Records from a data source
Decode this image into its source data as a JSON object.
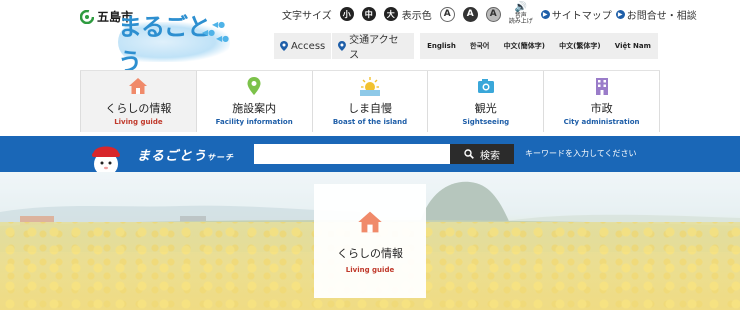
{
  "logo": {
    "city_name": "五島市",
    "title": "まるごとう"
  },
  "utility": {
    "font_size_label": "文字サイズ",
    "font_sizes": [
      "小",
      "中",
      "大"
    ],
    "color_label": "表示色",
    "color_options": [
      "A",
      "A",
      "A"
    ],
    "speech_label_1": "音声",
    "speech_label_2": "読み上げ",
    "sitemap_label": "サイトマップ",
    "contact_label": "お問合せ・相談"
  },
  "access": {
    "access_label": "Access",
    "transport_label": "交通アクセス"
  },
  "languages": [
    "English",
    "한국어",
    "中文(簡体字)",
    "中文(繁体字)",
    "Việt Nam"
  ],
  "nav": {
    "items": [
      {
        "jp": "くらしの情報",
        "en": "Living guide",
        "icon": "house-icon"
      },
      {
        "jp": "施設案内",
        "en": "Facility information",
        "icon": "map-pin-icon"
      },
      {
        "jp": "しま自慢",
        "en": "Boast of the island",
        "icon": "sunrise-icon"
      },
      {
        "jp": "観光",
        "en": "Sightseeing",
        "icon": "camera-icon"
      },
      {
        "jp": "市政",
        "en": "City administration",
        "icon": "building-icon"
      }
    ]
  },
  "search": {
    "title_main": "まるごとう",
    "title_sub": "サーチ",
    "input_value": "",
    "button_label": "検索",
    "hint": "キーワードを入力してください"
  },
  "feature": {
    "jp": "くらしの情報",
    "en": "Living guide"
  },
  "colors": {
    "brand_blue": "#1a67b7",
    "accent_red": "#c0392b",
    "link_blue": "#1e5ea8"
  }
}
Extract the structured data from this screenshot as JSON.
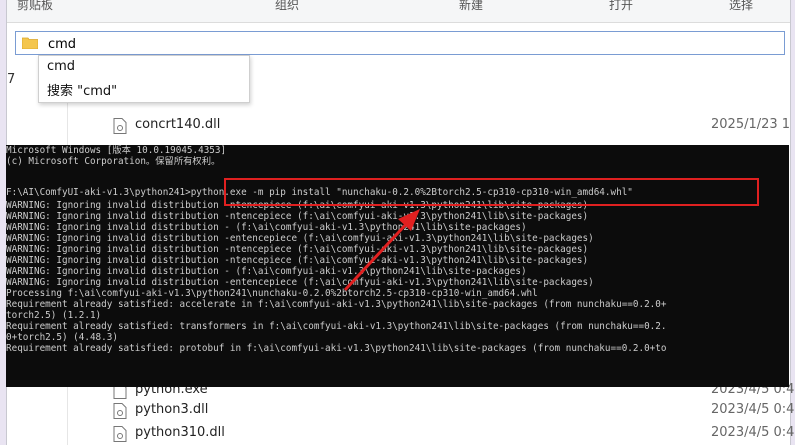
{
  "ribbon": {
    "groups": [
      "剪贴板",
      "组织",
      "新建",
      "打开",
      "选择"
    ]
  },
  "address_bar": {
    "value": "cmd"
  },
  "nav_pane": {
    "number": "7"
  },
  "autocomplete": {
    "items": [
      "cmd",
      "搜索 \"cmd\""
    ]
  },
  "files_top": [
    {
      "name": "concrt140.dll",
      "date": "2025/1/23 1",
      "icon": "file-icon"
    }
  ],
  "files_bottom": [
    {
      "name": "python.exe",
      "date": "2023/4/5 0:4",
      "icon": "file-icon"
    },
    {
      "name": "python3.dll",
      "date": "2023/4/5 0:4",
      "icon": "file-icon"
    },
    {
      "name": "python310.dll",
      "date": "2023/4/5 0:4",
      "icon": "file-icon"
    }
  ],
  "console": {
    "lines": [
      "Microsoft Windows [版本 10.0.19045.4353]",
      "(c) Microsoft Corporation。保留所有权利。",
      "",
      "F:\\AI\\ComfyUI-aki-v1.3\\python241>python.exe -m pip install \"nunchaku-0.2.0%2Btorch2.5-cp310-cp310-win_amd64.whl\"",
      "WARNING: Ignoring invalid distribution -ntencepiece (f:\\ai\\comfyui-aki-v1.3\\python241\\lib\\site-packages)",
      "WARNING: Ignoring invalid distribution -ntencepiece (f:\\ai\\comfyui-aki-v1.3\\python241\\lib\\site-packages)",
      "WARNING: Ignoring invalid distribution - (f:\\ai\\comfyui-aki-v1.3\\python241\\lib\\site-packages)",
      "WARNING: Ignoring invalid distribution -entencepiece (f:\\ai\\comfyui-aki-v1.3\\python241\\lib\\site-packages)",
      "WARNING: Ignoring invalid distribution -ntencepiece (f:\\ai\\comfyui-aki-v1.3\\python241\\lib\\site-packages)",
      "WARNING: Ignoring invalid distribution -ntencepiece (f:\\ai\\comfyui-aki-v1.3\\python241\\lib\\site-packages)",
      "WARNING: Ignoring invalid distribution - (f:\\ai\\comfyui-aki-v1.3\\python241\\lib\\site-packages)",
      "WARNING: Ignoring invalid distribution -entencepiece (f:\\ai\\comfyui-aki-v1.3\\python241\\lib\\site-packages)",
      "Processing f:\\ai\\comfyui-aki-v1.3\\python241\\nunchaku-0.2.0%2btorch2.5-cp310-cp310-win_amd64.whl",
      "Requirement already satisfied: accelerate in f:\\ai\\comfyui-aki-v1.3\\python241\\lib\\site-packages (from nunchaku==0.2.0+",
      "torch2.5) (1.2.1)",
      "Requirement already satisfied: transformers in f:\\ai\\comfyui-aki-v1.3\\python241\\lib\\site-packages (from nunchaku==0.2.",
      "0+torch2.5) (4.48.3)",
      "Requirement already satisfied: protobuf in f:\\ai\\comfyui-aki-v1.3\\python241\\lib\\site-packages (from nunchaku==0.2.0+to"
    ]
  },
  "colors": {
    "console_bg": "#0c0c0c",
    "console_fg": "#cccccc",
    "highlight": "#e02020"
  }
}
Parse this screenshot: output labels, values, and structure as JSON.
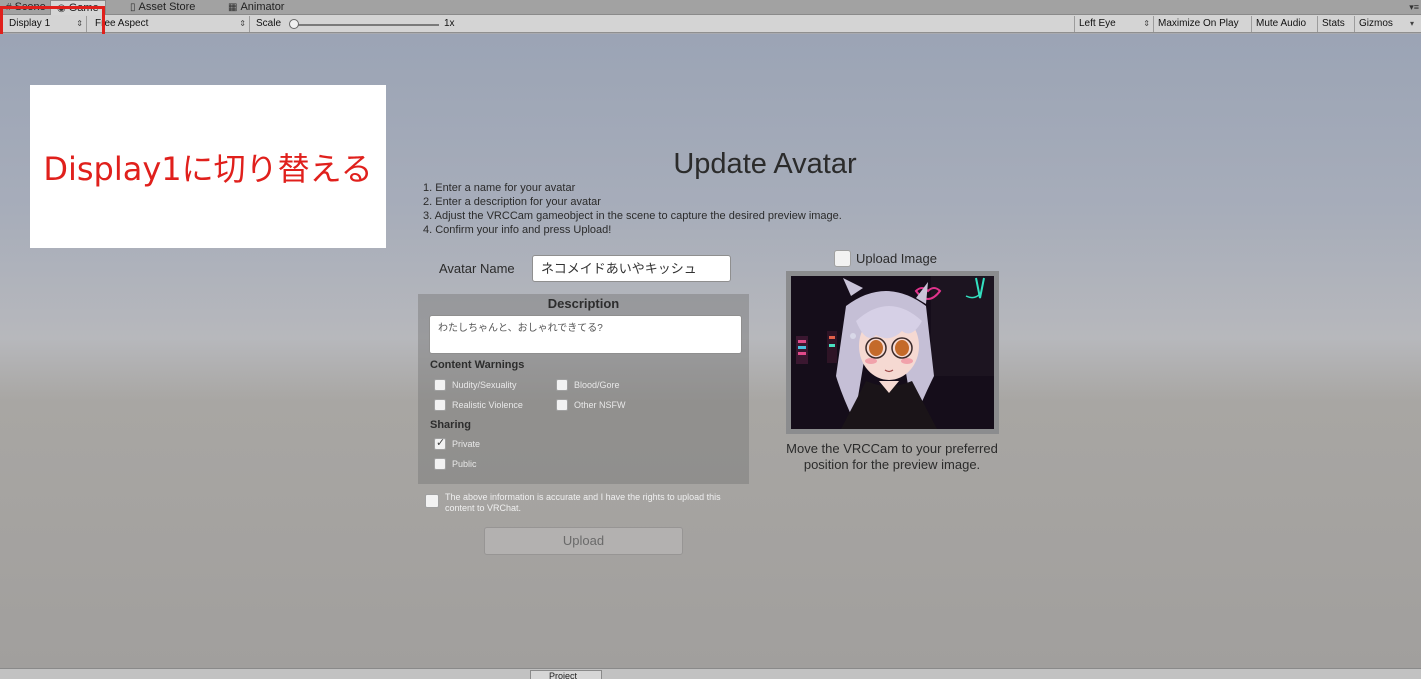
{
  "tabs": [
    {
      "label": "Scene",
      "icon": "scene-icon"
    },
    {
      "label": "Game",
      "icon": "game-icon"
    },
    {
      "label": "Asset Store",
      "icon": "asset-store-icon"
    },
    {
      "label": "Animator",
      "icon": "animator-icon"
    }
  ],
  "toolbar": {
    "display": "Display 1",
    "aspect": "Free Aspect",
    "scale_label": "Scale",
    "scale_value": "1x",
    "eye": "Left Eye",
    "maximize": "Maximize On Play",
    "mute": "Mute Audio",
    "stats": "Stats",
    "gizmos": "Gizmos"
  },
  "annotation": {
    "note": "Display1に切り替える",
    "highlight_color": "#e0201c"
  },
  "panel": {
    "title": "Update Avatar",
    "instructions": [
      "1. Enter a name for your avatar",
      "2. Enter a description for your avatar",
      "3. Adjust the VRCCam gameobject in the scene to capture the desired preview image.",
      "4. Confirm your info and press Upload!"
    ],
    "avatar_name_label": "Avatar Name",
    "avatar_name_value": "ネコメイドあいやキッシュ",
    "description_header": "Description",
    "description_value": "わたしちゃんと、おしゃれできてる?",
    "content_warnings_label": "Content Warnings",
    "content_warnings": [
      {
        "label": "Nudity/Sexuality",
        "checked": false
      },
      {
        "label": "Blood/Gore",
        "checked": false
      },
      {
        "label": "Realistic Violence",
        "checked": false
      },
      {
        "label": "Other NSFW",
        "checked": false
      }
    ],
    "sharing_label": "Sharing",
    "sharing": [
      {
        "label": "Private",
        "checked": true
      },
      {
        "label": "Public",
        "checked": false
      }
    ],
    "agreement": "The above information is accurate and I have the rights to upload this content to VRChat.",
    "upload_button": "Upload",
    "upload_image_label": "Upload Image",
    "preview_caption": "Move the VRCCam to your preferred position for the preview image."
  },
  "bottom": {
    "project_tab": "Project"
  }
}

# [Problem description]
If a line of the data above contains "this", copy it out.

# [Answer space]
Decode this image into its source data as a JSON object.
Extract the structured data from this screenshot as JSON.
Parse this screenshot: output labels, values, and structure as JSON.
    "agreement": "The above information is accurate and I have the rights to upload this content to VRChat.",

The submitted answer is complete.